A long-awaited update on the progress of talks between UBS AG (SWX:UBSN) and US regulators was published earlier today. The bank announced that it has agreed to enter into resolutions with the US Department of Justice (DOJ), the Board of Governors of the Federal Reserve System (Fed) and the Connecticut Department of Banking (CT DOB) in their investigations of the global foreign exchange (FX) markets.
This comes after in November 2014 the firm settled investigations with the Swiss Financial Market Supervisory Authority, UK Financial Conduct Authority and the US Commodity Futures Trading Commission. UBS will keep collaborating with continuing investigations by other authorities in this matter, which involve investigations of individuals too.
Under the terms of today’s resolutions:
- UBS has not been criminally charged for FX conduct.
- The DOJ will also not file any charges regarding its investigations into the firm’s V10 FX-related structured products and UBS’s precious metals business.
- UBS received conditional immunity from prosecution for Euro/USD collusion from the Antitrust Division of DOJ, which will also not prosecute UBS for any other FX conduct.
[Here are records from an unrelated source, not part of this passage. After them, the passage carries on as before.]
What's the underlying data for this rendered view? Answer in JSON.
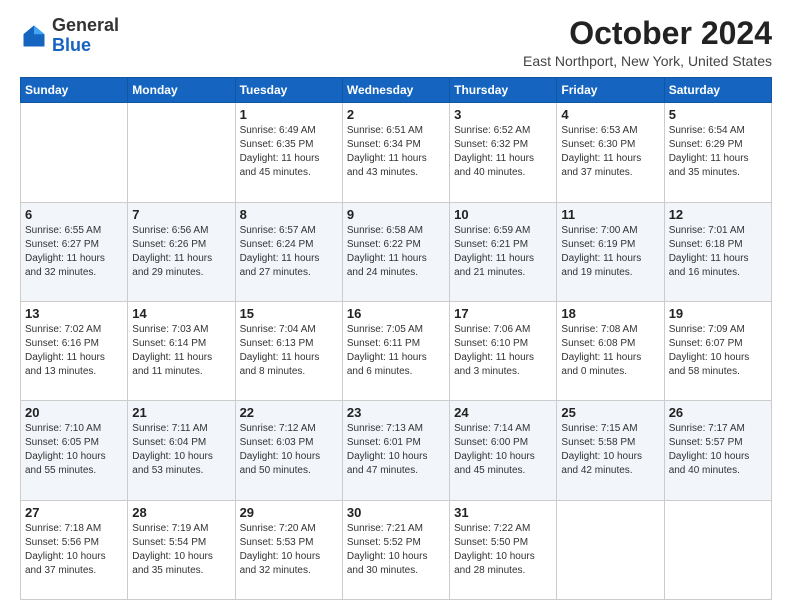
{
  "header": {
    "logo_general": "General",
    "logo_blue": "Blue",
    "month_title": "October 2024",
    "location": "East Northport, New York, United States"
  },
  "days_of_week": [
    "Sunday",
    "Monday",
    "Tuesday",
    "Wednesday",
    "Thursday",
    "Friday",
    "Saturday"
  ],
  "weeks": [
    [
      {
        "day": "",
        "info": ""
      },
      {
        "day": "",
        "info": ""
      },
      {
        "day": "1",
        "info": "Sunrise: 6:49 AM\nSunset: 6:35 PM\nDaylight: 11 hours and 45 minutes."
      },
      {
        "day": "2",
        "info": "Sunrise: 6:51 AM\nSunset: 6:34 PM\nDaylight: 11 hours and 43 minutes."
      },
      {
        "day": "3",
        "info": "Sunrise: 6:52 AM\nSunset: 6:32 PM\nDaylight: 11 hours and 40 minutes."
      },
      {
        "day": "4",
        "info": "Sunrise: 6:53 AM\nSunset: 6:30 PM\nDaylight: 11 hours and 37 minutes."
      },
      {
        "day": "5",
        "info": "Sunrise: 6:54 AM\nSunset: 6:29 PM\nDaylight: 11 hours and 35 minutes."
      }
    ],
    [
      {
        "day": "6",
        "info": "Sunrise: 6:55 AM\nSunset: 6:27 PM\nDaylight: 11 hours and 32 minutes."
      },
      {
        "day": "7",
        "info": "Sunrise: 6:56 AM\nSunset: 6:26 PM\nDaylight: 11 hours and 29 minutes."
      },
      {
        "day": "8",
        "info": "Sunrise: 6:57 AM\nSunset: 6:24 PM\nDaylight: 11 hours and 27 minutes."
      },
      {
        "day": "9",
        "info": "Sunrise: 6:58 AM\nSunset: 6:22 PM\nDaylight: 11 hours and 24 minutes."
      },
      {
        "day": "10",
        "info": "Sunrise: 6:59 AM\nSunset: 6:21 PM\nDaylight: 11 hours and 21 minutes."
      },
      {
        "day": "11",
        "info": "Sunrise: 7:00 AM\nSunset: 6:19 PM\nDaylight: 11 hours and 19 minutes."
      },
      {
        "day": "12",
        "info": "Sunrise: 7:01 AM\nSunset: 6:18 PM\nDaylight: 11 hours and 16 minutes."
      }
    ],
    [
      {
        "day": "13",
        "info": "Sunrise: 7:02 AM\nSunset: 6:16 PM\nDaylight: 11 hours and 13 minutes."
      },
      {
        "day": "14",
        "info": "Sunrise: 7:03 AM\nSunset: 6:14 PM\nDaylight: 11 hours and 11 minutes."
      },
      {
        "day": "15",
        "info": "Sunrise: 7:04 AM\nSunset: 6:13 PM\nDaylight: 11 hours and 8 minutes."
      },
      {
        "day": "16",
        "info": "Sunrise: 7:05 AM\nSunset: 6:11 PM\nDaylight: 11 hours and 6 minutes."
      },
      {
        "day": "17",
        "info": "Sunrise: 7:06 AM\nSunset: 6:10 PM\nDaylight: 11 hours and 3 minutes."
      },
      {
        "day": "18",
        "info": "Sunrise: 7:08 AM\nSunset: 6:08 PM\nDaylight: 11 hours and 0 minutes."
      },
      {
        "day": "19",
        "info": "Sunrise: 7:09 AM\nSunset: 6:07 PM\nDaylight: 10 hours and 58 minutes."
      }
    ],
    [
      {
        "day": "20",
        "info": "Sunrise: 7:10 AM\nSunset: 6:05 PM\nDaylight: 10 hours and 55 minutes."
      },
      {
        "day": "21",
        "info": "Sunrise: 7:11 AM\nSunset: 6:04 PM\nDaylight: 10 hours and 53 minutes."
      },
      {
        "day": "22",
        "info": "Sunrise: 7:12 AM\nSunset: 6:03 PM\nDaylight: 10 hours and 50 minutes."
      },
      {
        "day": "23",
        "info": "Sunrise: 7:13 AM\nSunset: 6:01 PM\nDaylight: 10 hours and 47 minutes."
      },
      {
        "day": "24",
        "info": "Sunrise: 7:14 AM\nSunset: 6:00 PM\nDaylight: 10 hours and 45 minutes."
      },
      {
        "day": "25",
        "info": "Sunrise: 7:15 AM\nSunset: 5:58 PM\nDaylight: 10 hours and 42 minutes."
      },
      {
        "day": "26",
        "info": "Sunrise: 7:17 AM\nSunset: 5:57 PM\nDaylight: 10 hours and 40 minutes."
      }
    ],
    [
      {
        "day": "27",
        "info": "Sunrise: 7:18 AM\nSunset: 5:56 PM\nDaylight: 10 hours and 37 minutes."
      },
      {
        "day": "28",
        "info": "Sunrise: 7:19 AM\nSunset: 5:54 PM\nDaylight: 10 hours and 35 minutes."
      },
      {
        "day": "29",
        "info": "Sunrise: 7:20 AM\nSunset: 5:53 PM\nDaylight: 10 hours and 32 minutes."
      },
      {
        "day": "30",
        "info": "Sunrise: 7:21 AM\nSunset: 5:52 PM\nDaylight: 10 hours and 30 minutes."
      },
      {
        "day": "31",
        "info": "Sunrise: 7:22 AM\nSunset: 5:50 PM\nDaylight: 10 hours and 28 minutes."
      },
      {
        "day": "",
        "info": ""
      },
      {
        "day": "",
        "info": ""
      }
    ]
  ]
}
This immunity reflects the fact that UBS was the first to report potential misconduct to the DOJ, and provided cooperation provided to the regulators.
- The DOJ, at its sole discretion, has decided to terminate its 2012 Non-Prosecution Agreement with UBS related to LIBOR. As a result, UBS AG has agreed to plead guilty to one count of wire fraud for conduct in the LIBOR matter, pay a $203 million fine and accept a three-year term of probation.
- The Fed and the CT DOB jointly issued a cease and desist order finding that UBS engaged in unsafe and unsound business practices relating to its FX business. UBS will pay a penalty of $342 million to the Fed and has agreed to undertake a series of remedial measures.
The bank insisted that it is fully provisioned for these resolutions. As a consequence, they will have no financial impact on second quarter 2015 results.
UBS Chairman Axel A. Weber and Group Chief Executive Officer Sergio P. Ermotti said: “The conduct of a small number of employees was unacceptable and we have taken appropriate disciplinary actions. We made significant investments to strengthen our control framework and compliance programs. We self-detected this matter and reported it to the US Department of Justice and other authorities. Our actions demonstrate our determination to pursue a policy of zero tolerance for misconduct and a desire to promote the right culture in our industry.”
To view the official regulatory filing, click here.
Some background on the topic can be obtained from LeapRate’s earlier articles on the progress of talks between UBS and DOJ and on the possibility of DOJ tearing up its 2012 agreement with UBS.